**Work to be completed**
Write out the records once more, exactly, and keep any image out.

Start of Dataset entries

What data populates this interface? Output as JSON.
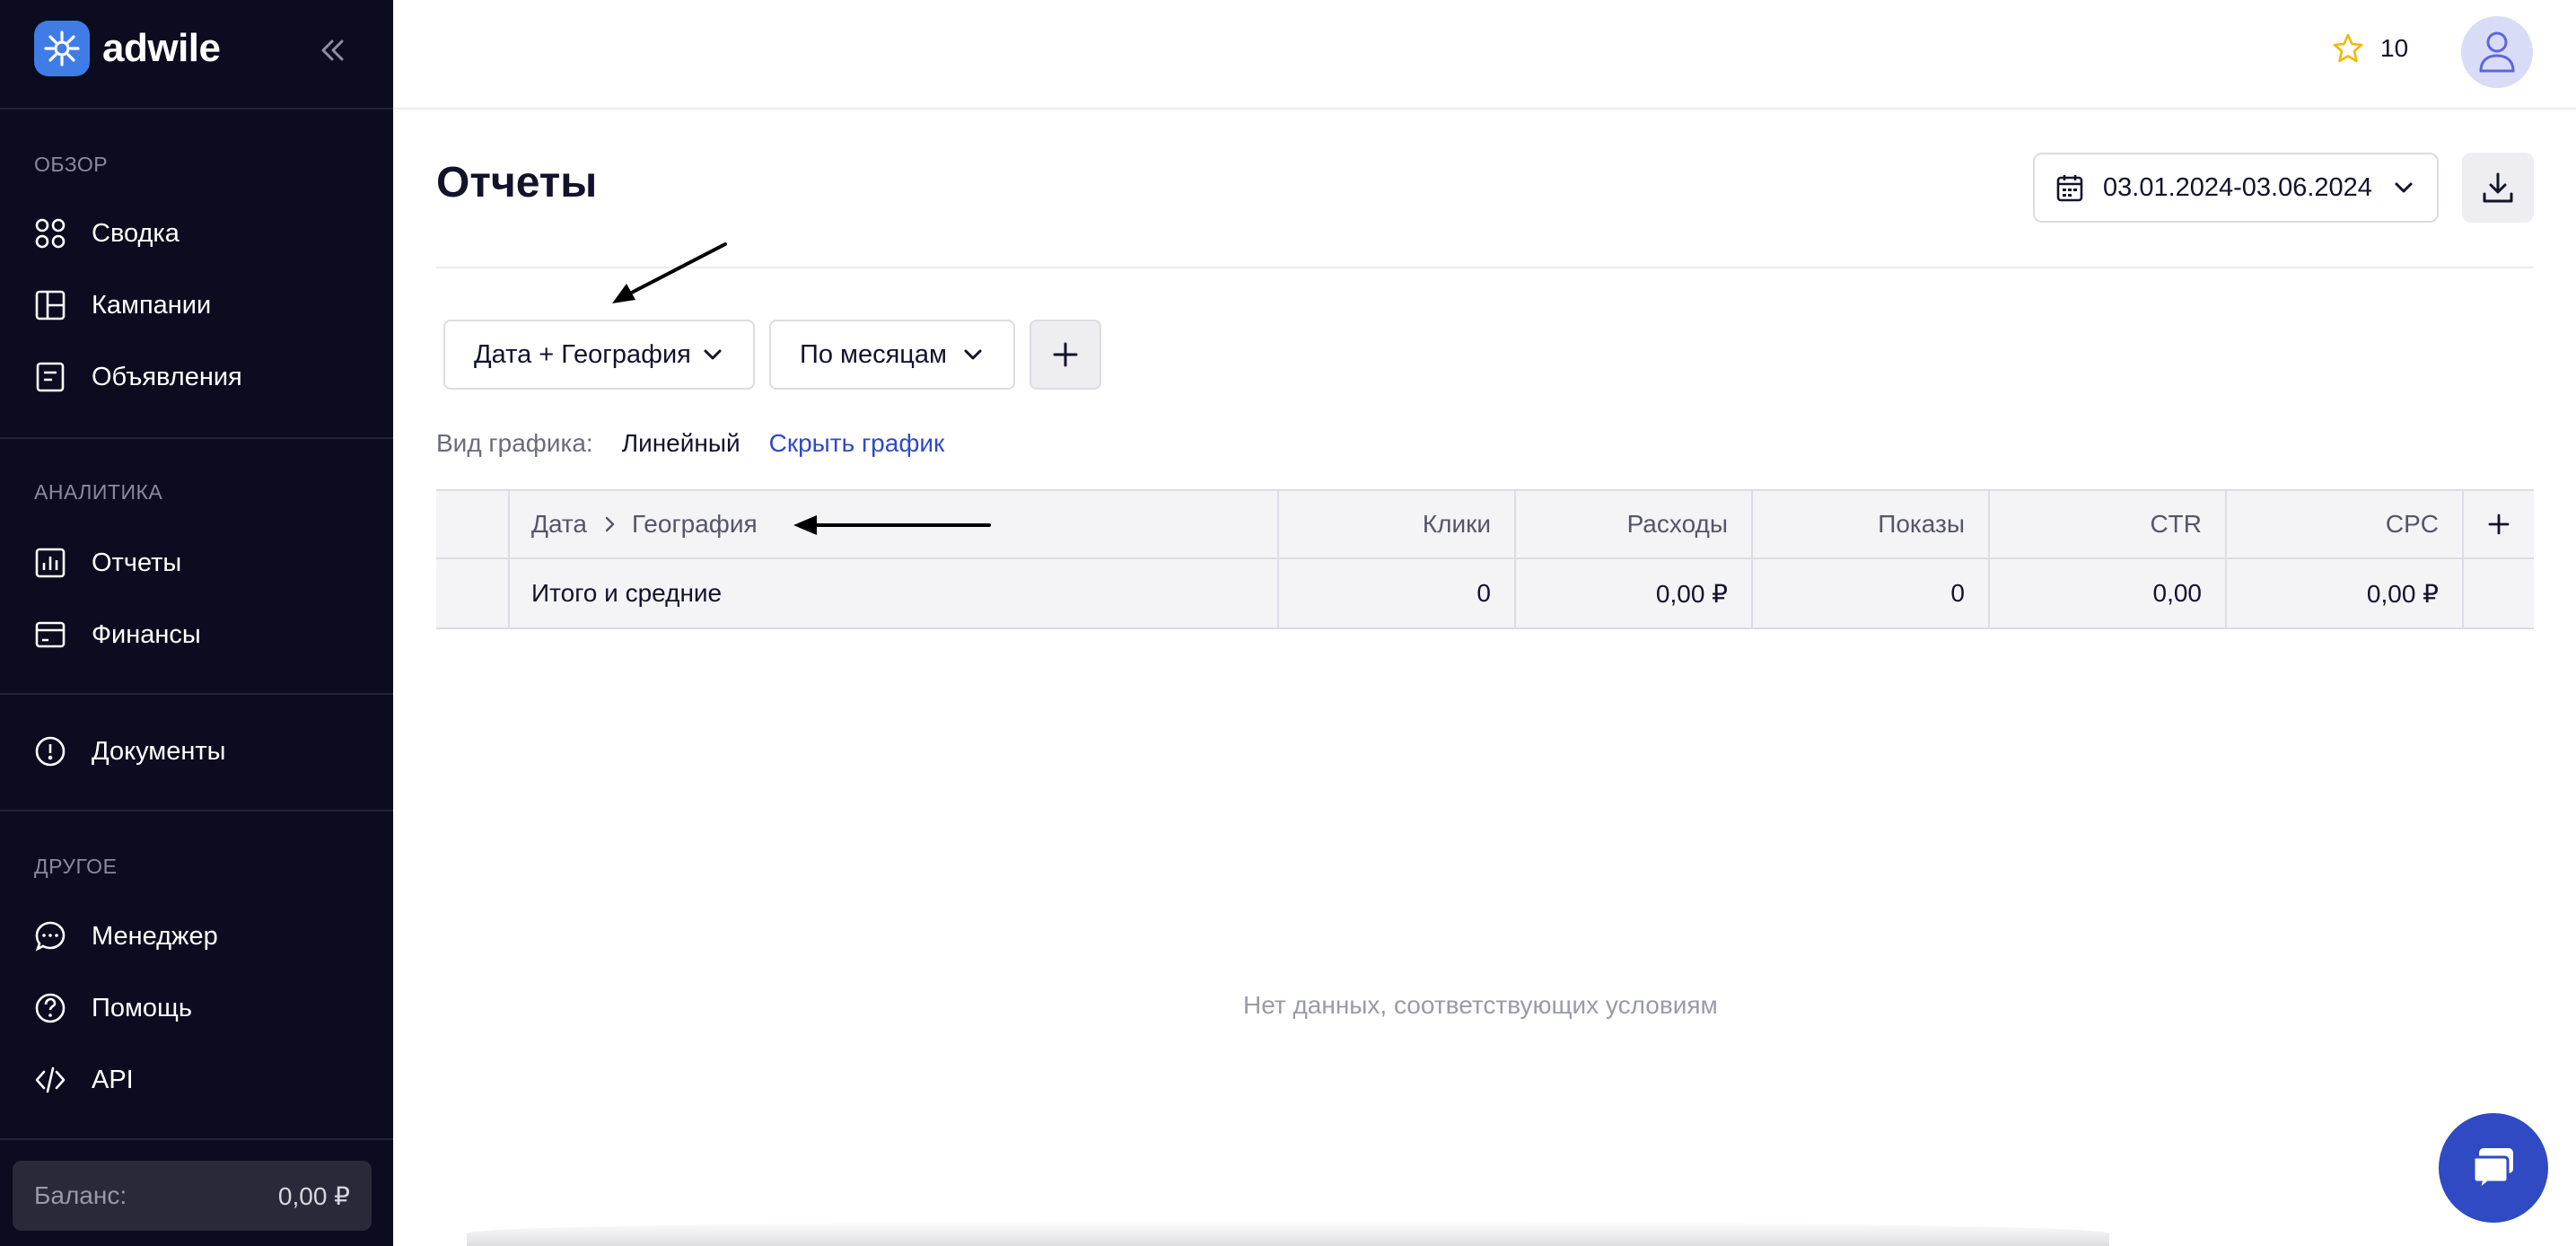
{
  "brand": {
    "name": "adwile"
  },
  "sidebar": {
    "sections": [
      {
        "title": "ОБЗОР",
        "items": [
          {
            "label": "Сводка",
            "icon": "grid-icon"
          },
          {
            "label": "Кампании",
            "icon": "layout-icon"
          },
          {
            "label": "Объявления",
            "icon": "document-icon"
          }
        ]
      },
      {
        "title": "АНАЛИТИКА",
        "items": [
          {
            "label": "Отчеты",
            "icon": "chart-icon"
          },
          {
            "label": "Финансы",
            "icon": "card-icon"
          }
        ]
      },
      {
        "title": "",
        "items": [
          {
            "label": "Документы",
            "icon": "alert-circle-icon"
          }
        ]
      },
      {
        "title": "ДРУГОЕ",
        "items": [
          {
            "label": "Менеджер",
            "icon": "chat-icon"
          },
          {
            "label": "Помощь",
            "icon": "help-icon"
          },
          {
            "label": "API",
            "icon": "code-icon"
          }
        ]
      }
    ],
    "balance": {
      "label": "Баланс:",
      "value": "0,00 ₽"
    }
  },
  "header": {
    "favorites_count": "10"
  },
  "page": {
    "title": "Отчеты",
    "date_range": "03.01.2024-03.06.2024",
    "grouping": "Дата + География",
    "period": "По месяцам",
    "chart_type_label": "Вид графика:",
    "chart_type_value": "Линейный",
    "hide_chart_link": "Скрыть график"
  },
  "table": {
    "breadcrumb": [
      "Дата",
      "География"
    ],
    "columns": [
      "Клики",
      "Расходы",
      "Показы",
      "CTR",
      "CPC"
    ],
    "total_row": {
      "label": "Итого и средние",
      "values": [
        "0",
        "0,00 ₽",
        "0",
        "0,00",
        "0,00 ₽"
      ]
    },
    "empty_message": "Нет данных, соответствующих условиям"
  },
  "colors": {
    "sidebar_bg": "#0d0b1f",
    "brand_blue": "#3f7ce6",
    "link_blue": "#2f49c9",
    "chat_button": "#2f4ac2",
    "star": "#f3b800"
  }
}
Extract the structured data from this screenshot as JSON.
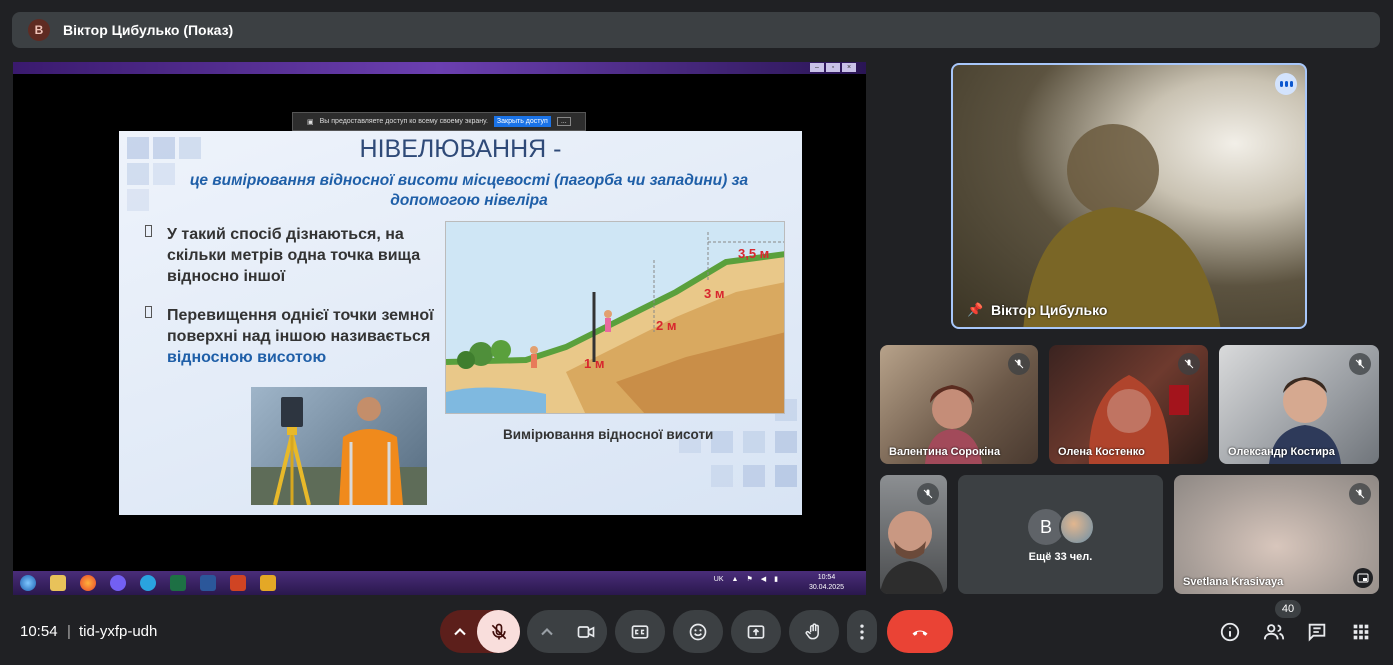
{
  "presenter_bar": {
    "avatar_letter": "В",
    "title": "Віктор Цибулько (Показ)"
  },
  "share_notice": {
    "text": "Вы предоставляете доступ ко всему своему экрану.",
    "stop_label": "Закрыть доступ",
    "more": "..."
  },
  "slide": {
    "title": "НІВЕЛЮВАННЯ -",
    "subtitle": "це вимірювання відносної висоти місцевості (пагорба чи западини) за допомогою нівеліра",
    "bullet1": "У такий спосіб дізнаються, на скільки метрів одна точка вища відносно іншої",
    "bullet2_a": "Перевищення однієї точки земної поверхні над іншою називається",
    "bullet2_b": "відносною висотою",
    "heights": [
      "1 м",
      "2 м",
      "3 м",
      "3,5 м"
    ],
    "caption": "Вимірювання відносної висоти"
  },
  "taskbar": {
    "lang": "UK",
    "clock_time": "10:54",
    "clock_date": "30.04.2025"
  },
  "participants": {
    "main": {
      "name": "Віктор Цибулько"
    },
    "p1": {
      "name": "Валентина Сорокіна"
    },
    "p2": {
      "name": "Олена Костенко"
    },
    "p3": {
      "name": "Олександр Костира"
    },
    "p5": {
      "letter": "В",
      "more": "Ещё 33 чел."
    },
    "p6": {
      "name": "Svetlana Krasivaya"
    }
  },
  "bottom": {
    "time": "10:54",
    "separator": "|",
    "meeting_code": "tid-yxfp-udh",
    "people_count": "40"
  },
  "colors": {
    "accent": "#a8c7fa",
    "end_call": "#ea4335",
    "mic_off_bg": "#f9dedc"
  }
}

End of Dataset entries

**Exercise response**
What data populates this interface? Output as JSON.
{
  "brand": {
    "name": "adwile"
  },
  "sidebar": {
    "sections": [
      {
        "title": "ОБЗОР",
        "items": [
          {
            "label": "Сводка",
            "icon": "grid-icon"
          },
          {
            "label": "Кампании",
            "icon": "layout-icon"
          },
          {
            "label": "Объявления",
            "icon": "document-icon"
          }
        ]
      },
      {
        "title": "АНАЛИТИКА",
        "items": [
          {
            "label": "Отчеты",
            "icon": "chart-icon"
          },
          {
            "label": "Финансы",
            "icon": "card-icon"
          }
        ]
      },
      {
        "title": "",
        "items": [
          {
            "label": "Документы",
            "icon": "alert-circle-icon"
          }
        ]
      },
      {
        "title": "ДРУГОЕ",
        "items": [
          {
            "label": "Менеджер",
            "icon": "chat-icon"
          },
          {
            "label": "Помощь",
            "icon": "help-icon"
          },
          {
            "label": "API",
            "icon": "code-icon"
          }
        ]
      }
    ],
    "balance": {
      "label": "Баланс:",
      "value": "0,00 ₽"
    }
  },
  "header": {
    "favorites_count": "10"
  },
  "page": {
    "title": "Отчеты",
    "date_range": "03.01.2024-03.06.2024",
    "grouping": "Дата + География",
    "period": "По месяцам",
    "chart_type_label": "Вид графика:",
    "chart_type_value": "Линейный",
    "hide_chart_link": "Скрыть график"
  },
  "table": {
    "breadcrumb": [
      "Дата",
      "География"
    ],
    "columns": [
      "Клики",
      "Расходы",
      "Показы",
      "CTR",
      "CPC"
    ],
    "total_row": {
      "label": "Итого и средние",
      "values": [
        "0",
        "0,00 ₽",
        "0",
        "0,00",
        "0,00 ₽"
      ]
    },
    "empty_message": "Нет данных, соответствующих условиям"
  },
  "colors": {
    "sidebar_bg": "#0d0b1f",
    "brand_blue": "#3f7ce6",
    "link_blue": "#2f49c9",
    "chat_button": "#2f4ac2",
    "star": "#f3b800"
  }
}
Extract the structured data from this screenshot as JSON.
{
  "presenter_bar": {
    "avatar_letter": "В",
    "title": "Віктор Цибулько (Показ)"
  },
  "share_notice": {
    "text": "Вы предоставляете доступ ко всему своему экрану.",
    "stop_label": "Закрыть доступ",
    "more": "..."
  },
  "slide": {
    "title": "НІВЕЛЮВАННЯ -",
    "subtitle": "це вимірювання відносної висоти місцевості (пагорба чи западини) за допомогою нівеліра",
    "bullet1": "У такий спосіб дізнаються, на скільки метрів одна точка вища відносно іншої",
    "bullet2_a": "Перевищення однієї точки земної поверхні над іншою називається",
    "bullet2_b": "відносною висотою",
    "heights": [
      "1 м",
      "2 м",
      "3 м",
      "3,5 м"
    ],
    "caption": "Вимірювання відносної висоти"
  },
  "taskbar": {
    "lang": "UK",
    "clock_time": "10:54",
    "clock_date": "30.04.2025"
  },
  "participants": {
    "main": {
      "name": "Віктор Цибулько"
    },
    "p1": {
      "name": "Валентина Сорокіна"
    },
    "p2": {
      "name": "Олена Костенко"
    },
    "p3": {
      "name": "Олександр Костира"
    },
    "p5": {
      "letter": "В",
      "more": "Ещё 33 чел."
    },
    "p6": {
      "name": "Svetlana Krasivaya"
    }
  },
  "bottom": {
    "time": "10:54",
    "separator": "|",
    "meeting_code": "tid-yxfp-udh",
    "people_count": "40"
  },
  "colors": {
    "accent": "#a8c7fa",
    "end_call": "#ea4335",
    "mic_off_bg": "#f9dedc"
  }
}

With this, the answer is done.